ways to prepare for possible ban on cell use while driving

By Alyssa Donovan

June 17, 2013 Updated Jun 17, 2013 at 9:45 PM CDT

A bill to ban the use of hand-held cell phones while driving awaits approval from Governor Quinn.
If the bill becomes law… that doesn't mean your car conversations are kaput.

A survey released on Monday by State Farm reports 75% of teen crashes are caused by driver error and 49% of teens with a license admit to texting while driving.

Illinois State Trooper Dustin Pierce said, "I think there are a lot more crashes related to distracted driving that are not reported well. So I think the distracted driving crashes throughout the United States are way higher than they suggest.
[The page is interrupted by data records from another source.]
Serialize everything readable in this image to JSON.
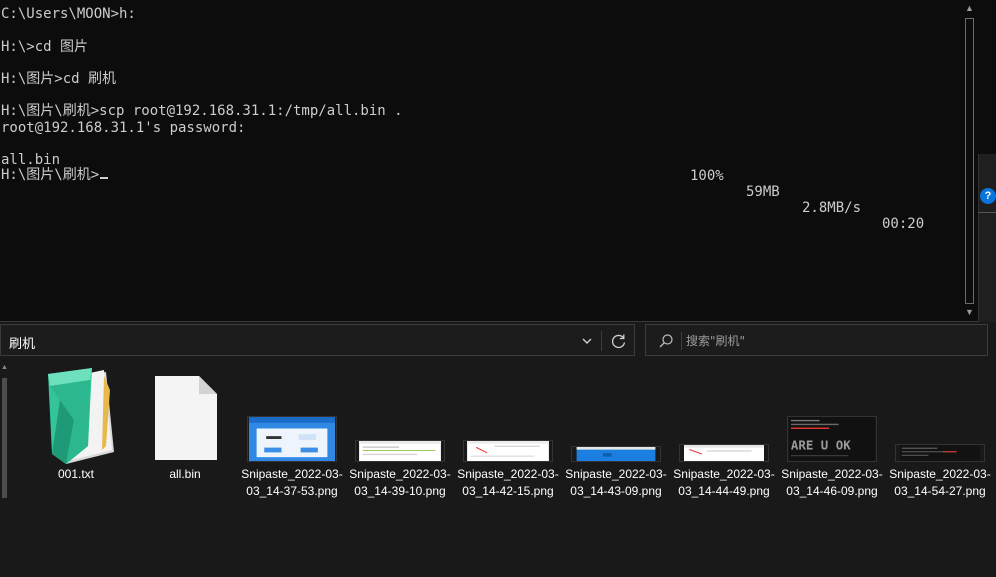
{
  "terminal": {
    "lines": [
      "C:\\Users\\MOON>h:",
      "H:\\>cd 图片",
      "H:\\图片>cd 刷机",
      "H:\\图片\\刷机>scp root@192.168.31.1:/tmp/all.bin .",
      "root@192.168.31.1's password:"
    ],
    "progress": {
      "file": "all.bin",
      "percent": "100%",
      "size": "59MB",
      "rate": "2.8MB/s",
      "time": "00:20"
    },
    "prompt": "H:\\图片\\刷机>"
  },
  "explorer": {
    "address": "刷机",
    "search_placeholder": "搜索\"刷机\"",
    "files": [
      {
        "name": "001.txt",
        "icon": "notepad-icon"
      },
      {
        "name": "all.bin",
        "icon": "blank-file-icon"
      },
      {
        "name": "Snipaste_2022-03-03_14-37-53.png",
        "icon": "image-thumbnail"
      },
      {
        "name": "Snipaste_2022-03-03_14-39-10.png",
        "icon": "image-thumbnail"
      },
      {
        "name": "Snipaste_2022-03-03_14-42-15.png",
        "icon": "image-thumbnail"
      },
      {
        "name": "Snipaste_2022-03-03_14-43-09.png",
        "icon": "image-thumbnail"
      },
      {
        "name": "Snipaste_2022-03-03_14-44-49.png",
        "icon": "image-thumbnail"
      },
      {
        "name": "Snipaste_2022-03-03_14-46-09.png",
        "icon": "image-thumbnail"
      },
      {
        "name": "Snipaste_2022-03-03_14-54-27.png",
        "icon": "image-thumbnail"
      }
    ],
    "thumb_text": "ARE U OK"
  },
  "colors": {
    "terminal_bg": "#0c0c0c",
    "terminal_fg": "#cccccc",
    "explorer_bg": "#191919",
    "accent_blue": "#1a7fe0"
  }
}
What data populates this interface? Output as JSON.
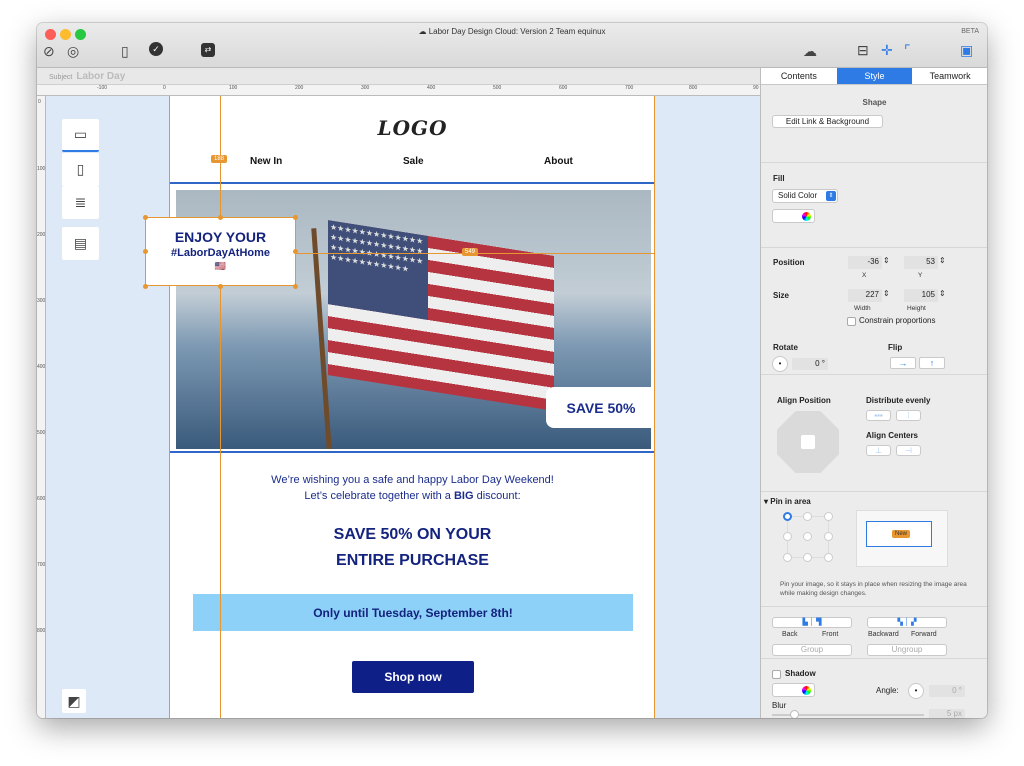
{
  "window": {
    "title": "Labor Day Design Cloud: Version 2 Team equinux",
    "beta_badge": "BETA"
  },
  "subject": {
    "label": "Subject",
    "value": "Labor Day"
  },
  "ruler": {
    "h_ticks": [
      "-100",
      "0",
      "100",
      "200",
      "300",
      "400",
      "500",
      "600",
      "700",
      "800",
      "90"
    ],
    "v_ticks": [
      "0",
      "100",
      "200",
      "300",
      "400",
      "500",
      "600",
      "700",
      "800"
    ]
  },
  "email": {
    "logo": "LOGO",
    "nav": [
      "New In",
      "Sale",
      "About"
    ],
    "hero": {
      "badge": "SAVE 50%",
      "flag_stars": "★★★★★★★★★★★★★★★★★★★★★★★★★★★★★★★★★★★★★★★★★★★★★★★★★★"
    },
    "message_line1": "We’re wishing you a safe and happy Labor Day Weekend!",
    "message_line2_pre": "Let’s celebrate together with a ",
    "message_line2_bold": "BIG",
    "message_line2_post": " discount:",
    "headline_1": "SAVE 50% ON YOUR",
    "headline_2": "ENTIRE PURCHASE",
    "banner": "Only until Tuesday, September 8th!",
    "cta": "Shop now",
    "selected_box": {
      "line1": "ENJOY YOUR",
      "line2": "#LaborDayAtHome",
      "emoji": "🇺🇸"
    }
  },
  "guides": {
    "vertical_badge": "188",
    "horizontal_badge": "549"
  },
  "panel": {
    "tabs": [
      {
        "label": "Contents"
      },
      {
        "label": "Style",
        "active": true
      },
      {
        "label": "Teamwork"
      }
    ],
    "shape": {
      "title": "Shape",
      "edit_button": "Edit Link & Background"
    },
    "fill": {
      "label": "Fill",
      "type": "Solid Color"
    },
    "position": {
      "label": "Position",
      "x": "-36",
      "y": "53",
      "x_label": "X",
      "y_label": "Y"
    },
    "size": {
      "label": "Size",
      "width": "227",
      "height": "105",
      "width_label": "Width",
      "height_label": "Height",
      "constrain": "Constrain proportions"
    },
    "rotate": {
      "label": "Rotate",
      "value": "0 °"
    },
    "flip": {
      "label": "Flip"
    },
    "align": {
      "label": "Align Position",
      "distribute": "Distribute evenly",
      "centers": "Align Centers"
    },
    "pin": {
      "label": "Pin in area",
      "preview_tag": "New",
      "help": "Pin your image, so it stays in place when resizing the image area while making design changes."
    },
    "arrange": {
      "back": "Back",
      "front": "Front",
      "backward": "Backward",
      "forward": "Forward",
      "group": "Group",
      "ungroup": "Ungroup"
    },
    "shadow": {
      "label": "Shadow",
      "angle_label": "Angle:",
      "angle": "0 °",
      "blur_label": "Blur",
      "blur": "5 px"
    }
  },
  "colors": {
    "accent": "#2e7be6",
    "guide": "#e8962f",
    "navy": "#14237e",
    "banner": "#8dd0f8"
  }
}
And some of that may be they are unable to show that that distraction caused the crash."

While cell phones are not the only distraction to blame, they are at the top of the list.
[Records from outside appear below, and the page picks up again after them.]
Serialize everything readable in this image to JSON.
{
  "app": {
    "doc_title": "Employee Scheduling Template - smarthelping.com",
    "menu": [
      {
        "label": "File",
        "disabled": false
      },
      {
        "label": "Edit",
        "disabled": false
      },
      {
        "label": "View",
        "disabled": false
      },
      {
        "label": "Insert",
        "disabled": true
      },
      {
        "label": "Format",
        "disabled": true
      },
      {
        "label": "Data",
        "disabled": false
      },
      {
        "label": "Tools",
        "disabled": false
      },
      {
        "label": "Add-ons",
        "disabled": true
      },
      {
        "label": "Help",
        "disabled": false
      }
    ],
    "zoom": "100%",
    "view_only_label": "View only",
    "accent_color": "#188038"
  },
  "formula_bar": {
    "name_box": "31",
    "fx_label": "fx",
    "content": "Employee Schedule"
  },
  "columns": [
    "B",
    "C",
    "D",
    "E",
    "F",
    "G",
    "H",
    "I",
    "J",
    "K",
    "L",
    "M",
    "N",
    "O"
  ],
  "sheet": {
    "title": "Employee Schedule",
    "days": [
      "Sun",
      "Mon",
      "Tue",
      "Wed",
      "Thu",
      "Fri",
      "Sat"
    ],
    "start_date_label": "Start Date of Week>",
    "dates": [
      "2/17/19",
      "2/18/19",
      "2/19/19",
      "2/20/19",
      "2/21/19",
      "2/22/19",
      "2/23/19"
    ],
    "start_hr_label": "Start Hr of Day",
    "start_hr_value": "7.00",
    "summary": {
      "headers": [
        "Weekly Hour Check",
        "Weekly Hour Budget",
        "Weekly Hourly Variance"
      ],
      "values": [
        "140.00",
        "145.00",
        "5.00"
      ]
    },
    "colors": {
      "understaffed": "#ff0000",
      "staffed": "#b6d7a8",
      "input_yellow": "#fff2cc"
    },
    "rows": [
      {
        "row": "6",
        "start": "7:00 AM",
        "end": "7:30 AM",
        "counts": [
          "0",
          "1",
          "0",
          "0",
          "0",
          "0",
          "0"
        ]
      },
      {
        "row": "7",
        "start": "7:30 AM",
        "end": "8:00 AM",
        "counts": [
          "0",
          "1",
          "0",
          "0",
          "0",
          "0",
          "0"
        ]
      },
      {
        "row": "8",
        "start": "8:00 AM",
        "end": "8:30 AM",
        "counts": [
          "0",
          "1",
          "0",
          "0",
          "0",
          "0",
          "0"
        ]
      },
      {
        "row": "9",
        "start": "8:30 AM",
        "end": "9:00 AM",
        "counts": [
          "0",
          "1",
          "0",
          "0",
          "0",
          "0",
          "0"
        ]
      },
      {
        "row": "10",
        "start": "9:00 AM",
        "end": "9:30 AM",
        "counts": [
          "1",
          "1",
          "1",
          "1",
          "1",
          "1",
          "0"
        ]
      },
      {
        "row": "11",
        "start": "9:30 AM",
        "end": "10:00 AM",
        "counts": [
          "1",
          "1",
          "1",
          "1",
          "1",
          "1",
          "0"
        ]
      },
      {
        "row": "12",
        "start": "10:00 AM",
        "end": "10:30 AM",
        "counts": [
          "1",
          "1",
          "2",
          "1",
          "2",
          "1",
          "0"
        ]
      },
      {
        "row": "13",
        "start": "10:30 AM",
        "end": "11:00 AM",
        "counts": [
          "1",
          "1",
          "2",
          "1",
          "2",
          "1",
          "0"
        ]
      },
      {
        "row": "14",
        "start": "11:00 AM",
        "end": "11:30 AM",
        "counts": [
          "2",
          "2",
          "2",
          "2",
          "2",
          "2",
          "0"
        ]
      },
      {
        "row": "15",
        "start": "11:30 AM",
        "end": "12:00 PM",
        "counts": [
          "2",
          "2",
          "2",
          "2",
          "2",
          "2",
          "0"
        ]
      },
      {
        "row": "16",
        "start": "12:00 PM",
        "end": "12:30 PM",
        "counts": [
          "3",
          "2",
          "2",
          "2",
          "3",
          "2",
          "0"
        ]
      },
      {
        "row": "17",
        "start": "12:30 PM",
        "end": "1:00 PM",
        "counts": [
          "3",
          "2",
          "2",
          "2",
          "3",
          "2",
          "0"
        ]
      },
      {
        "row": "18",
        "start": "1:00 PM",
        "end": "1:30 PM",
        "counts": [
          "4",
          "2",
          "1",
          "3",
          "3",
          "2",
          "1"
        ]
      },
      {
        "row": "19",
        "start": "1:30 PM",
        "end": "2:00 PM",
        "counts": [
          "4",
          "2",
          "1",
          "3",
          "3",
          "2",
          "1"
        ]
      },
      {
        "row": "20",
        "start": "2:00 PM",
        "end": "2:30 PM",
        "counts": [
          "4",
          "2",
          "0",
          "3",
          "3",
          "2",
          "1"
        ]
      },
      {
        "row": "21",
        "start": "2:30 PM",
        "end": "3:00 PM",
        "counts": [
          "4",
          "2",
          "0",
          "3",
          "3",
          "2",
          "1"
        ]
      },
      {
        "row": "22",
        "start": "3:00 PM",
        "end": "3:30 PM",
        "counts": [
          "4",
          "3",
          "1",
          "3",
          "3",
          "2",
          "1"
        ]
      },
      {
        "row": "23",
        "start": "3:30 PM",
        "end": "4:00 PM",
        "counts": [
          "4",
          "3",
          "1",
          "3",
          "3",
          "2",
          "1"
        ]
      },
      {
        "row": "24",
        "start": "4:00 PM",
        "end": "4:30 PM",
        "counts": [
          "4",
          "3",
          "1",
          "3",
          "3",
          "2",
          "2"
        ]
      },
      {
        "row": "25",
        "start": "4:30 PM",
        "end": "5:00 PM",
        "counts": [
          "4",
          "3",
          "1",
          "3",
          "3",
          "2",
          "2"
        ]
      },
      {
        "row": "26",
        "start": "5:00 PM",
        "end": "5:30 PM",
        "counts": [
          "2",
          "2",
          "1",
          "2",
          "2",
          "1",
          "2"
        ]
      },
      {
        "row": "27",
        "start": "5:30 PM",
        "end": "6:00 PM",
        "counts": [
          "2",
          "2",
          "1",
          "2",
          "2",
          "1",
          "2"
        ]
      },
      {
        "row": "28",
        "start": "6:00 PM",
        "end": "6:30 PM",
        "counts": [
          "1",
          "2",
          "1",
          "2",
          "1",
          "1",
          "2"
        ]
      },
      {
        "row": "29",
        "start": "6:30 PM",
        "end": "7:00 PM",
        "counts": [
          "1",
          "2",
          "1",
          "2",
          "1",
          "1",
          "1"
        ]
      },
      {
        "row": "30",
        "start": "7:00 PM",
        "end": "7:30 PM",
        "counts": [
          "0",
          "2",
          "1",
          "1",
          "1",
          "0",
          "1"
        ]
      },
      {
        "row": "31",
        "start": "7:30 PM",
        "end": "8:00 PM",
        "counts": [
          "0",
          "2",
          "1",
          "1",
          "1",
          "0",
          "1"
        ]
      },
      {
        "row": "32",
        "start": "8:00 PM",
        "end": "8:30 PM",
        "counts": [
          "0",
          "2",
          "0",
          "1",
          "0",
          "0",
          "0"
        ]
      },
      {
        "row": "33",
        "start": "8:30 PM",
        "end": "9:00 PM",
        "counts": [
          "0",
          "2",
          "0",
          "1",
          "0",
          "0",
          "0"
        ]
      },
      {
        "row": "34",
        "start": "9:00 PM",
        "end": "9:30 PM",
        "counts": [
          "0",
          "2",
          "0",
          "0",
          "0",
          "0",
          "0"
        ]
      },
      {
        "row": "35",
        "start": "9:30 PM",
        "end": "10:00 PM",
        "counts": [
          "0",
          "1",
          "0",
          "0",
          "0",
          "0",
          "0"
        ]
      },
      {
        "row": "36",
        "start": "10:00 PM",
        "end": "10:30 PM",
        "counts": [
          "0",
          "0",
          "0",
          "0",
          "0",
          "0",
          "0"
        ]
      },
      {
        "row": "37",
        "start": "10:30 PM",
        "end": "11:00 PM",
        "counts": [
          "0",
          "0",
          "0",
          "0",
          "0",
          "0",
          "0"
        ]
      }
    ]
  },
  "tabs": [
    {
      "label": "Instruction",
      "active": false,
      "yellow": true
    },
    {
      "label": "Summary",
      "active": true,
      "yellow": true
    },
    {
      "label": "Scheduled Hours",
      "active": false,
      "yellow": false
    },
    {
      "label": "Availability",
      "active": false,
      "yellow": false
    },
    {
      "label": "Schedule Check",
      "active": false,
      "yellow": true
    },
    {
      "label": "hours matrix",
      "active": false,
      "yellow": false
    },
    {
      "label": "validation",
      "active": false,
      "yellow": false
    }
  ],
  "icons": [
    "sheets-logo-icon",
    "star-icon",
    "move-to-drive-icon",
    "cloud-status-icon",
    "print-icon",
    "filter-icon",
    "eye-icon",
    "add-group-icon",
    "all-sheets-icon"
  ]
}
11 states already require the use of hands free devices while driving and Illinois may be next.

The bill banning the use of hand-held cell phones awaits the approval of Governor Quinn.
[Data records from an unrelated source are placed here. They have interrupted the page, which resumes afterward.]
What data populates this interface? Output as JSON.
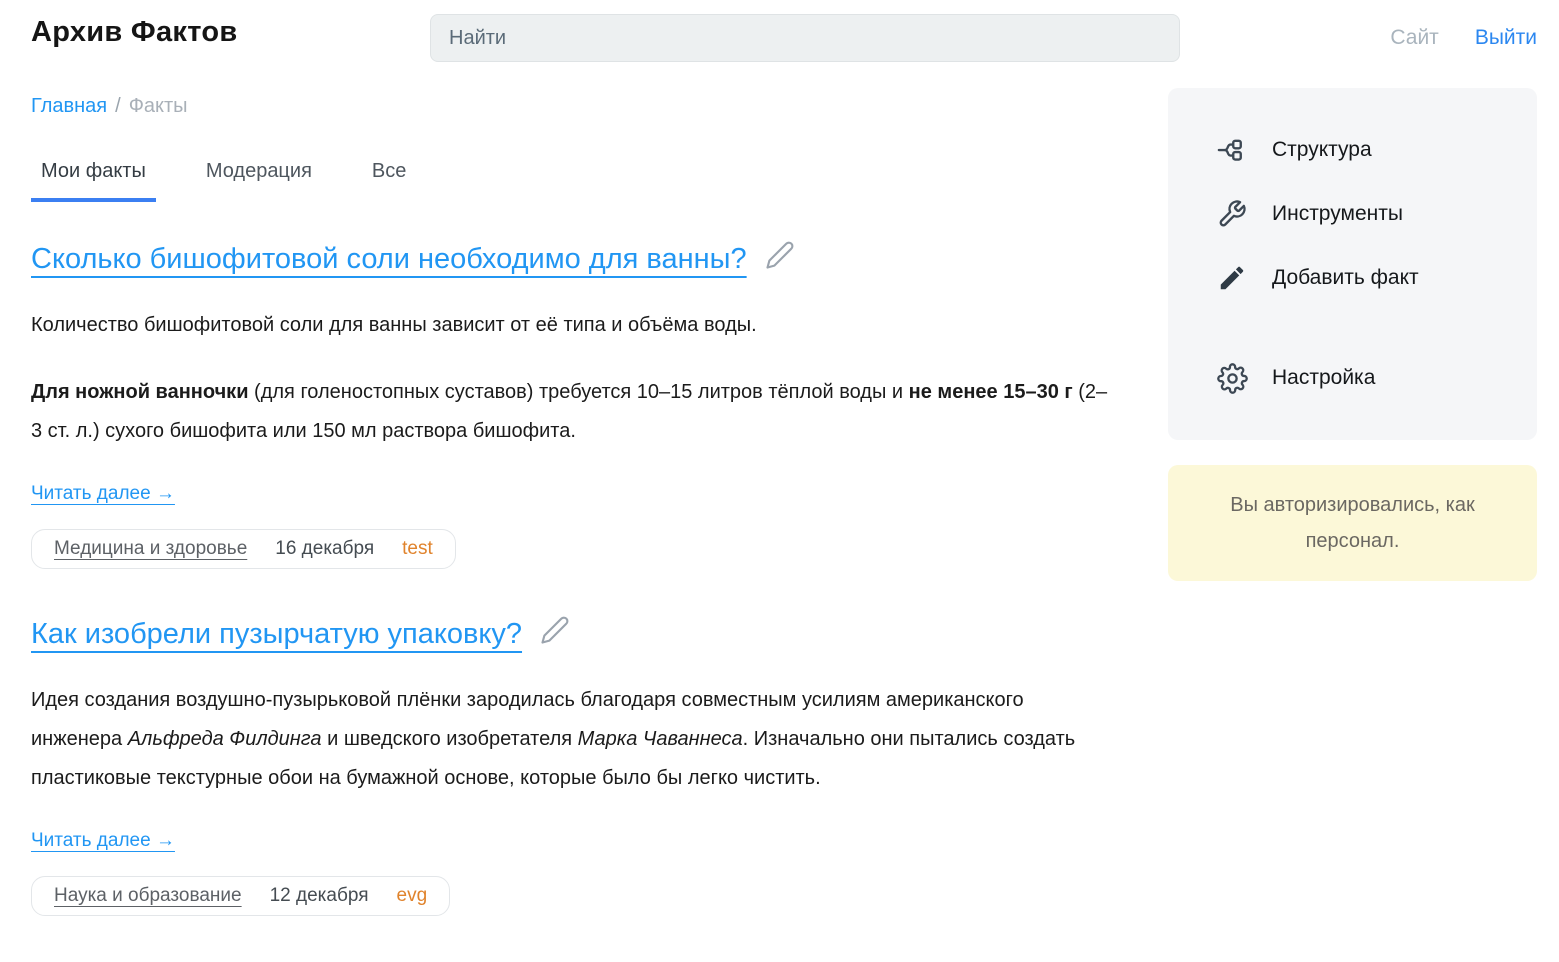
{
  "header": {
    "site_title": "Архив Фактов",
    "search_placeholder": "Найти",
    "site_link": "Сайт",
    "logout_link": "Выйти"
  },
  "breadcrumb": {
    "home": "Главная",
    "separator": "/",
    "current": "Факты"
  },
  "tabs": [
    {
      "id": "my-facts",
      "label": "Мои факты",
      "active": true
    },
    {
      "id": "moderation",
      "label": "Модерация",
      "active": false
    },
    {
      "id": "all",
      "label": "Все",
      "active": false
    }
  ],
  "articles": [
    {
      "title": "Сколько бишофитовой соли необходимо для ванны?",
      "paragraphs": [
        [
          {
            "text": "Количество бишофитовой соли для ванны зависит от её типа и объёма воды.",
            "style": "normal"
          }
        ],
        [
          {
            "text": "Для ножной ванночки",
            "style": "bold"
          },
          {
            "text": " (для голеностопных суставов) требуется 10–15 литров тёплой воды и ",
            "style": "normal"
          },
          {
            "text": "не менее 15–30 г",
            "style": "bold"
          },
          {
            "text": " (2–3 ст. л.) сухого бишофита или 150 мл раствора бишофита.",
            "style": "normal"
          }
        ]
      ],
      "read_more": "Читать далее →",
      "meta": {
        "category": "Медицина и здоровье",
        "date": "16 декабря",
        "author": "test"
      }
    },
    {
      "title": "Как изобрели пузырчатую упаковку?",
      "paragraphs": [
        [
          {
            "text": "Идея создания воздушно-пузырьковой плёнки зародилась благодаря совместным усилиям американского инженера ",
            "style": "normal"
          },
          {
            "text": "Альфреда Филдинга",
            "style": "italic"
          },
          {
            "text": " и шведского изобретателя ",
            "style": "normal"
          },
          {
            "text": "Марка Чаваннеса",
            "style": "italic"
          },
          {
            "text": ". Изначально они пытались создать пластиковые текстурные обои на бумажной основе, которые было бы легко чистить.",
            "style": "normal"
          }
        ]
      ],
      "read_more": "Читать далее →",
      "meta": {
        "category": "Наука и образование",
        "date": "12 декабря",
        "author": "evg"
      }
    }
  ],
  "sidebar": {
    "items": [
      {
        "id": "structure",
        "icon": "structure-icon",
        "label": "Структура",
        "separated": false
      },
      {
        "id": "tools",
        "icon": "wrench-icon",
        "label": "Инструменты",
        "separated": false
      },
      {
        "id": "add-fact",
        "icon": "pencil-icon",
        "label": "Добавить факт",
        "separated": false
      },
      {
        "id": "settings",
        "icon": "gear-icon",
        "label": "Настройка",
        "separated": true
      }
    ],
    "notice": "Вы авторизировались, как персонал."
  },
  "colors": {
    "link_blue": "#2196f3",
    "tab_underline": "#3b7ff2",
    "author_orange": "#e0832c",
    "sidebar_bg": "#f5f6f8",
    "notice_bg": "#fcf8d8",
    "search_bg": "#edf0f1"
  }
}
More than 70 local governments throughout Illinois already require the use of hands free devices while behind the wheel.

But that doesn't mean you can't make or take a call while you're driving.

Mike Bowermaster at Bob Lindsay Honda says "The majority of our cars have Bluetooth now. The advantage for our customers is that they can be driving down the road and push a button to answer the phone while they are driving."

Bowermaster says by next year Bluetooth will be a standard feature on all of their cars.

And many car dealers, like Bob Lindsay, will set up the Bluetooth for you when you purchase the car.